Few could have predicted the huge surge in popularity of MOBA games on mobile platforms, culminating in Tencent’s Honor of Kings becoming the world’s top-grossing mobile game this summer (with an estimated monthly revenue of $150 million).
J.P. Morgan has no fewer than twenty different mobile apps for its customers and staff, all ultimately designed to streamline and safeguard the movement of money.
Each app inevitably comes with risks: for example, the bank has an iOS app for its traders that authorises transactions of up to £20 million based on a single biometric login. Solid mobile testing and QA are therefore critical.
Responsibility for this testing rests on shoulders of J.P. Morgan VP Lee Crossley, who will soon be speaking at open(London) 2017 — an intensive one-day event focused on the latest QA methods and tools for mobile apps, games and VR.
How did Angry Birds reach one billion users within three years of its launch, and two billion users just 18 months later? And how is Rovio’s skill in creating free-to-play mobile games still driving the company’s success today?
Most answers to these questions have something in common: recognition for the sheer feeling of quality that the Angry Birds games exude in everything from their touch-responsiveness to their physics simulation and in-game economics. But this poses an additional question: how does Rovio achieve such quality?
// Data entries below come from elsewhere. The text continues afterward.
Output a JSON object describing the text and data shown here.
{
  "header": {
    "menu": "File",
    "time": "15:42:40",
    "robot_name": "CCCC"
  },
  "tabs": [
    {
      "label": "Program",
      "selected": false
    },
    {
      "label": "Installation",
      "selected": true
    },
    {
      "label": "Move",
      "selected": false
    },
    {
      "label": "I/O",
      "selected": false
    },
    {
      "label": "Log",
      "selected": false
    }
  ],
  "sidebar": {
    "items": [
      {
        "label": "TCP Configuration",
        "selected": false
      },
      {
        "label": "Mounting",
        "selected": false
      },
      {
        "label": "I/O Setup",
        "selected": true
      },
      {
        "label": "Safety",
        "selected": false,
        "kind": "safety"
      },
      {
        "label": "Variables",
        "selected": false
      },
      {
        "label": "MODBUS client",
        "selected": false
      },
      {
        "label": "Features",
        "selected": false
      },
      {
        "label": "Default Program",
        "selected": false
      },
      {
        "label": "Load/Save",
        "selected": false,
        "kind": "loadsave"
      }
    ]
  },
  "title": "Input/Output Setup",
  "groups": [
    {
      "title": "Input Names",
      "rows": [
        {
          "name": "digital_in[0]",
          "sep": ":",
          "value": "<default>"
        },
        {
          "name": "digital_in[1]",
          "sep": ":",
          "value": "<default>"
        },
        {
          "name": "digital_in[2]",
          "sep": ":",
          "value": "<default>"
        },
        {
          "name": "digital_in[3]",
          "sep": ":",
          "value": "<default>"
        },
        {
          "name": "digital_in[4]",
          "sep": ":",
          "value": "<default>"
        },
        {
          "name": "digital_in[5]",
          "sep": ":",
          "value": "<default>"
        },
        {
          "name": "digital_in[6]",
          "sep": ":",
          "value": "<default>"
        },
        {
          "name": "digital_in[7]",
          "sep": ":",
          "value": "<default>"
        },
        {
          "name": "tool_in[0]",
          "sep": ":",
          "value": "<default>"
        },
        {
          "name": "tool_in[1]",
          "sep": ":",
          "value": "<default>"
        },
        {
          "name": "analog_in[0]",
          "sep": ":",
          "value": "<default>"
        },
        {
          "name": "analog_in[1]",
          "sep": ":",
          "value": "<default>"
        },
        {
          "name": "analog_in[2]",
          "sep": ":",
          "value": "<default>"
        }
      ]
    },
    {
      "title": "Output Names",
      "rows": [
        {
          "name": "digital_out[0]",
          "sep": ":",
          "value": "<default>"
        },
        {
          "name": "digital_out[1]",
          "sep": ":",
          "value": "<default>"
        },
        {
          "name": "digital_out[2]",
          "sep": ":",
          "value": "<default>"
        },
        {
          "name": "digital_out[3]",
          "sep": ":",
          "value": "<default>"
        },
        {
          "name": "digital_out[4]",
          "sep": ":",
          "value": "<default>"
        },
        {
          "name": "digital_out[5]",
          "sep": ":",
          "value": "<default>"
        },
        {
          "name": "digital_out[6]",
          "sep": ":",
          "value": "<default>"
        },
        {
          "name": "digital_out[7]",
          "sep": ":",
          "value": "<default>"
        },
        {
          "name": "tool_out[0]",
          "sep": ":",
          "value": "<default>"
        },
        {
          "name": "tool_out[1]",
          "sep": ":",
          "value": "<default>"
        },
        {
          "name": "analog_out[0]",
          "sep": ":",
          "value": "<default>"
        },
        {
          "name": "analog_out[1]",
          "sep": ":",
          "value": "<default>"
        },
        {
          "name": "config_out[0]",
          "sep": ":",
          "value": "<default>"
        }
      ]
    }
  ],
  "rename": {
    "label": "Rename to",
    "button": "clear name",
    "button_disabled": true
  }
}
Mario has arrived fashionably late to the iPhone party and no one is holding it against him. Such is Nintendo’s reputation for quality that many gamers are actually expecting this week’s launch of Super Mario Run to set a new standard for mobile gaming.
We’ve been using GameBench to find out whether Super Mario Run delivers the objective hallmarks of quality: Does the game run at a perfect, console-like 60fps? Does it make efficient use of system resources and battery power? And does Mario manage to keep up with his Sega rival, Sonic, who has already had a long career in the “endless runner” genre on smartphones? Read on to find out...
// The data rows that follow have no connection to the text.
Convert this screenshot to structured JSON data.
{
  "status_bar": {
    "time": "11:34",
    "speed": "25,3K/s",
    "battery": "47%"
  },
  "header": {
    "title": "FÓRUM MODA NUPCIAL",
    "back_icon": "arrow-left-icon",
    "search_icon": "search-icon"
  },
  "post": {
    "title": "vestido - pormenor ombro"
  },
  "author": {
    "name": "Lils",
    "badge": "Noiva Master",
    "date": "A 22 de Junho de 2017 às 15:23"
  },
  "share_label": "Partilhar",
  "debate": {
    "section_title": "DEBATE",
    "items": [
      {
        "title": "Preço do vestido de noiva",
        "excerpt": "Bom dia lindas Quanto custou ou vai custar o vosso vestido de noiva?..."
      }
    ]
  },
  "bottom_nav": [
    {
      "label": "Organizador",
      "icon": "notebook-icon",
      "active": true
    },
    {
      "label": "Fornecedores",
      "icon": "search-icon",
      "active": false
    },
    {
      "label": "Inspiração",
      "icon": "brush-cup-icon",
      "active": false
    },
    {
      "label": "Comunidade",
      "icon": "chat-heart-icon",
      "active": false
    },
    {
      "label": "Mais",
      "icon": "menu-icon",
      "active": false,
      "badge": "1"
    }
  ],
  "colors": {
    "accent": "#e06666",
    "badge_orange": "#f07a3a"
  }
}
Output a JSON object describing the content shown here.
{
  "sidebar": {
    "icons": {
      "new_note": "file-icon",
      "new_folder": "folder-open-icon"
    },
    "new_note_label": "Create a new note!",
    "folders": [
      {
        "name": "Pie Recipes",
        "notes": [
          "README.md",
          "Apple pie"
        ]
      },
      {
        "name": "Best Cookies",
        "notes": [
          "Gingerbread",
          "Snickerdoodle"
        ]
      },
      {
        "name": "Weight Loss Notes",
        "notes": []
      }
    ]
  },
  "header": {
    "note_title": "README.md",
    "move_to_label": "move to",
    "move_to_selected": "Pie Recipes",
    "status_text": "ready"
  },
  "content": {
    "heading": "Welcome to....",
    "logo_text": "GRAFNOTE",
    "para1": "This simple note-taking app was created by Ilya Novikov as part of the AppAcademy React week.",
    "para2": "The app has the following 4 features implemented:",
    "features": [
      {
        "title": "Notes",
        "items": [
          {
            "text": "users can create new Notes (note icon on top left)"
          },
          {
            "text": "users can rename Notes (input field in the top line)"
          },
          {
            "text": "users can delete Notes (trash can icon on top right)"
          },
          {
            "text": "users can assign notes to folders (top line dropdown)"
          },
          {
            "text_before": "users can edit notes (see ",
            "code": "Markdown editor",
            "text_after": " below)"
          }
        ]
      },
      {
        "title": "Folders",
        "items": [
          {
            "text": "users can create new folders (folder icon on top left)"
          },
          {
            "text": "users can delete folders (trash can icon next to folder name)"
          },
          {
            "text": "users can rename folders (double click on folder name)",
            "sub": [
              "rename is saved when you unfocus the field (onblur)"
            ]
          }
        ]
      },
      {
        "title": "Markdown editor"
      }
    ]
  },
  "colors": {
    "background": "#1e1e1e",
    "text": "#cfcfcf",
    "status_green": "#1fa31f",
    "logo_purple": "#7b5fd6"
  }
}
News reading apps are the quiet ninjas of the mobile world. On the face of it, they perform a simple, repetitive task: displaying the daily news. Whether it's the Huffington Post, the BBC, The Guardian or the Mail Online, they all go about this task in very similar ways.
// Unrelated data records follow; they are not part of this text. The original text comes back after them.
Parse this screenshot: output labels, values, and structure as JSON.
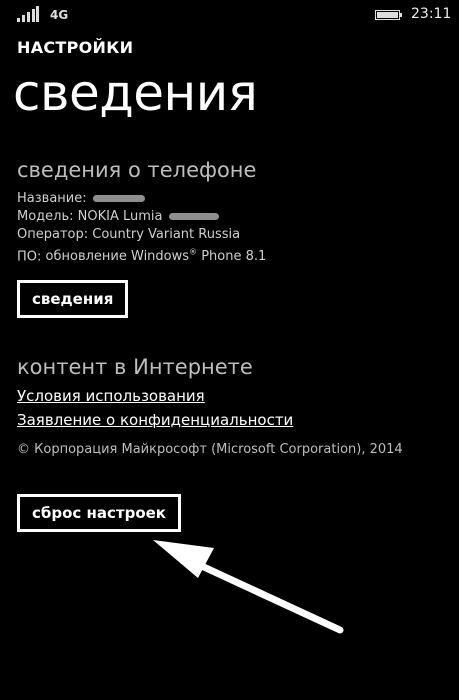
{
  "status_bar": {
    "network": "4G",
    "time": "23:11",
    "signal_icon": "signal-bars-icon",
    "battery_icon": "battery-icon"
  },
  "header": {
    "app_title": "НАСТРОЙКИ",
    "page_title": "сведения"
  },
  "phone_info": {
    "heading": "сведения о телефоне",
    "name_label": "Название:",
    "model_label": "Модель:",
    "model_value": "NOKIA Lumia",
    "operator_label": "Оператор:",
    "operator_value": "Country Variant Russia",
    "software_label": "ПО:",
    "software_value_prefix": "обновление Windows",
    "software_value_reg": "®",
    "software_value_suffix": "Phone 8.1",
    "about_button": "сведения"
  },
  "internet_content": {
    "heading": "контент в Интернете",
    "terms_link": "Условия использования",
    "privacy_link": "Заявление о конфиденциальности",
    "copyright": "© Корпорация Майкрософт (Microsoft Corporation), 2014"
  },
  "reset_button": "сброс настроек",
  "colors": {
    "background": "#000000",
    "text": "#ffffff",
    "subtle_text": "#bdbdbd"
  }
}
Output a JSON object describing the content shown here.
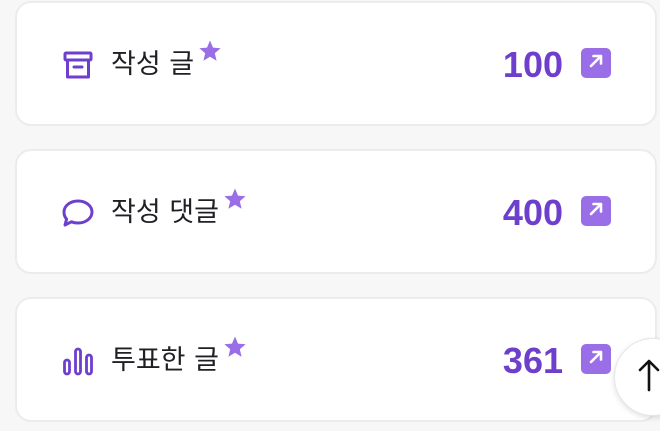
{
  "colors": {
    "accent": "#6d3fcc",
    "star": "#9a6ee6",
    "link_button": "#9a6ee6",
    "text": "#1f1f24"
  },
  "stats": [
    {
      "icon": "archive-box-icon",
      "label": "작성 글",
      "value": "100"
    },
    {
      "icon": "speech-bubble-icon",
      "label": "작성 댓글",
      "value": "400"
    },
    {
      "icon": "bar-chart-icon",
      "label": "투표한 글",
      "value": "361"
    }
  ],
  "scroll_top": {
    "icon": "arrow-up-icon"
  }
}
Behind the scenes, however, the popularity of the leading news outlets is so great, and there’s so much pressure to engage and retain habitual readers (who are fussy and spoilt for choice), that news reading apps have become the focus of huge amounts of technical skill and resources, both in terms of software development and QA. The apps may be simple, but perfecting them isn’t.